Syphilis 2003

Table 1. Syphilis Cases by Race and Sex, Indiana, 2003

  2003 1999-2003
Cases Rate* Cases
Total 52 0.80 1,084
Race
   White 16 0.30 116
   Black 36 6.80 938
   Other 0 0 21
   Not Reported 0 - 9
Sex
   Male 17 1.20 587
   Female 15 0.50 497
   Not Reported 0 - 0

*Rate per 100,000 population based on the U.S. Census Bureau’s population data as of July 1, 2003

Syphilis is a sexually transmitted disease caused by the bacterium Treponema pallidum. Syphilis is most commonly transmitted by sexual contact with an infected person but can also be transmitted from mother to child in utero. Illness starts with an open sore at the site of infection and then spreads throughout the body. Early syphilis includes primary and secondary syphilis, and early latent syphilis.
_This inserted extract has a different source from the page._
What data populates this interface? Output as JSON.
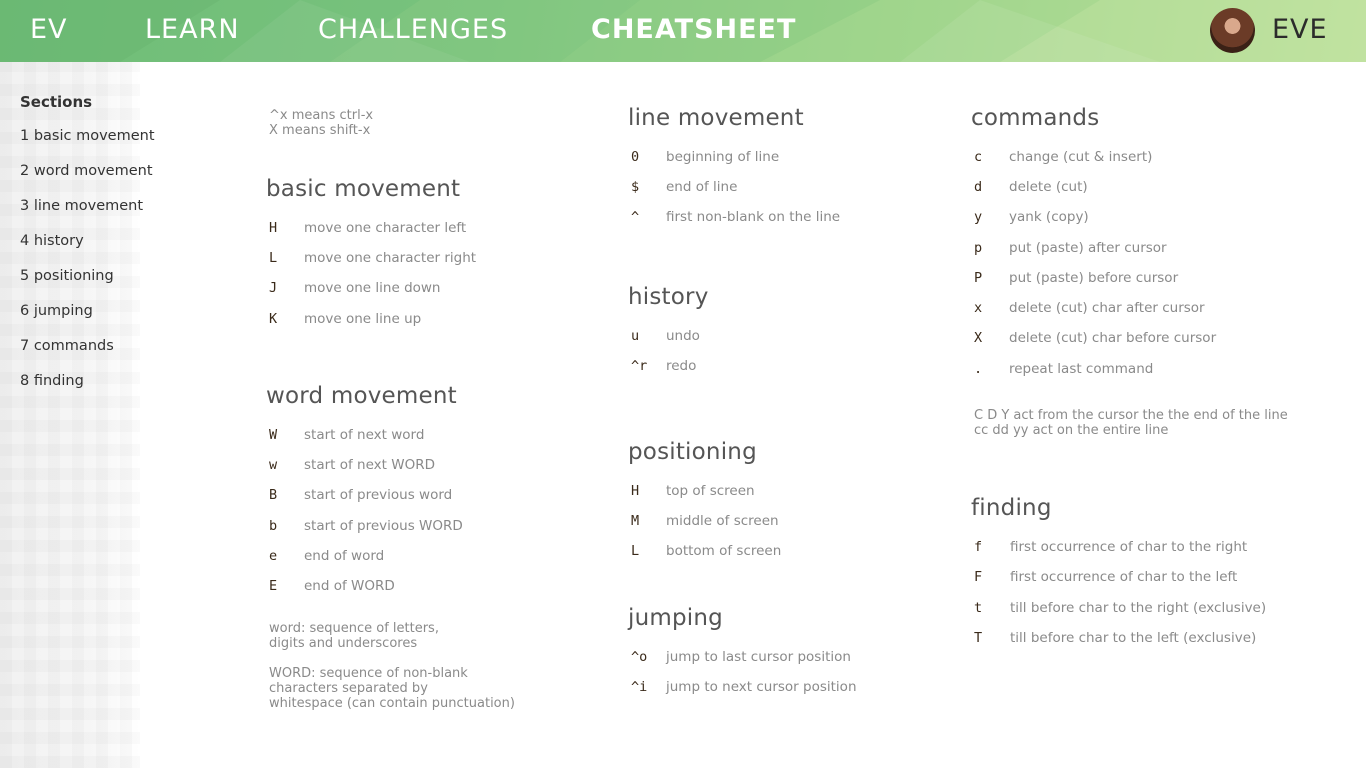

Elimination of syphilis is an explicit CDC objective. Historically low incidence coupled with the etiologic agent’s role in facilitating human immunodeficiency virus (HIV) transmission and compromising women’s ability to deliver healthy children prompted the CDC to plan and implement the elimination campaign.

In 2003, the Indiana State Department of Health received 52 reports of early syphilis, for a rate of 0.8 cases per 100,000 residents. These persons were diagnostically staged as primary, secondary, or early latent syphilis cases.
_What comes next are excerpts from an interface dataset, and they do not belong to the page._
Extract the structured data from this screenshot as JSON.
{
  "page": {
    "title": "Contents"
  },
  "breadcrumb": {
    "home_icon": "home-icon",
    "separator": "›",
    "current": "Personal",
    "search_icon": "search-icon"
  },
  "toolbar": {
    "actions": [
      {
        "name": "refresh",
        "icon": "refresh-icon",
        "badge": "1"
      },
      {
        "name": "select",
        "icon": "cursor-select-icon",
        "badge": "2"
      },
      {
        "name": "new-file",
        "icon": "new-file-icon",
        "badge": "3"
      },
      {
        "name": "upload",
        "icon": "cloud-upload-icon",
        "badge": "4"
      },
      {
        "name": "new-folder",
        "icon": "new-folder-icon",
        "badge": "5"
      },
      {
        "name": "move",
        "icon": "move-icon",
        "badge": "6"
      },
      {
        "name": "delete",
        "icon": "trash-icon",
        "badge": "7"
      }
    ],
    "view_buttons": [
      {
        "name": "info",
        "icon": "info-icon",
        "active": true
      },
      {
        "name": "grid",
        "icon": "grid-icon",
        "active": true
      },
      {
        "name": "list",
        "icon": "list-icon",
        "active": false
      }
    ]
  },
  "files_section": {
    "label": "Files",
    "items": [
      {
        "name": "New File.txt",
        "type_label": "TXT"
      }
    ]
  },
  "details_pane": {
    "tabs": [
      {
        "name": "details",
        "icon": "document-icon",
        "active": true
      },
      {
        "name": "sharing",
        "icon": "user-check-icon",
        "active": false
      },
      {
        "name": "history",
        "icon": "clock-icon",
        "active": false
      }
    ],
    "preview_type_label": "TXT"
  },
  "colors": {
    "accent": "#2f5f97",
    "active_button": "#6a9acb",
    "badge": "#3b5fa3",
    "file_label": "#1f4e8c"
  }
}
The significant decrease in reported syphilis cases is attributed to the collaborative campaign between local, state, and federal public health agencies in Marion County to eliminate syphilis. This campaign started in 2000. The outcome of that effort was evident in the reduction of subsequent incident cases. The number of reported cases decreased by 85 percent between 2000 and 2003. This trend demonstrates significant progress toward syphilis elimination in Indiana. Figure 1 shows the number of cases for the five-year period 1999-2003.
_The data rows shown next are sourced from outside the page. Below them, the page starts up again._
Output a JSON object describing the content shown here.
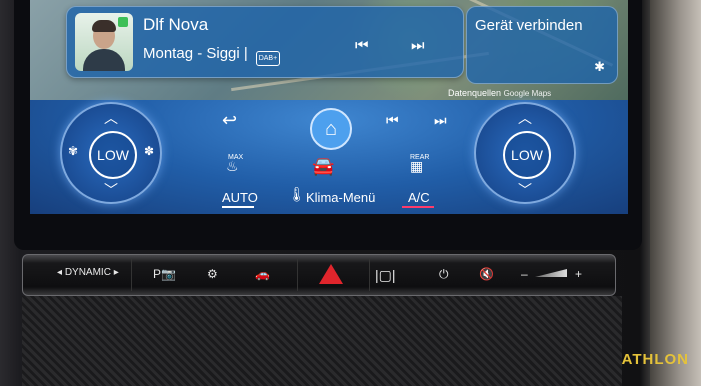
{
  "media": {
    "station": "Dlf Nova",
    "subtitle": "Montag - Siggi |",
    "dab_label": "DAB+",
    "prev_icon": "⏮",
    "next_icon": "⏭"
  },
  "connect": {
    "label": "Gerät verbinden",
    "bluetooth_icon": "bluetooth-icon"
  },
  "map": {
    "attribution": "Datenquellen",
    "google": "Google Maps"
  },
  "climate": {
    "left_fan": "LOW",
    "right_fan": "LOW",
    "max_label": "MAX",
    "rear_label": "REAR",
    "auto_label": "AUTO",
    "menu_label": "Klima-Menü",
    "ac_label": "A/C"
  },
  "hardware": {
    "dynamic_label": "DYNAMIC",
    "volume_minus": "–",
    "volume_plus": "+"
  },
  "branding": {
    "logo_text": "ATHLON"
  },
  "colors": {
    "accent": "#4da0ee",
    "ac_underline": "#ff3b6b",
    "hazard": "#e0252c"
  }
}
A significant racial disparity exists between the white population and the black population. The race-specific rate for blacks (6.8) was higher than that for whites (0.3). Blacks contributed disproportionately to 2003’s early syphilis morbidity; 69 percent (36 cases) of Indiana's early syphilis infections were among this racial group.

The greatest number of cases and the highest age-specific rates were among those 20-39 years of age (Figure 2).

Only two counties reported five or more cases of syphilis in 2003 (adjusted for population): Marion (5.6) and Lake (5.0).

You can learn more about syphilis by visiting the following Web site:
http://www.cdc.gov/std/Syphilis/STDFact-Syphilis.htm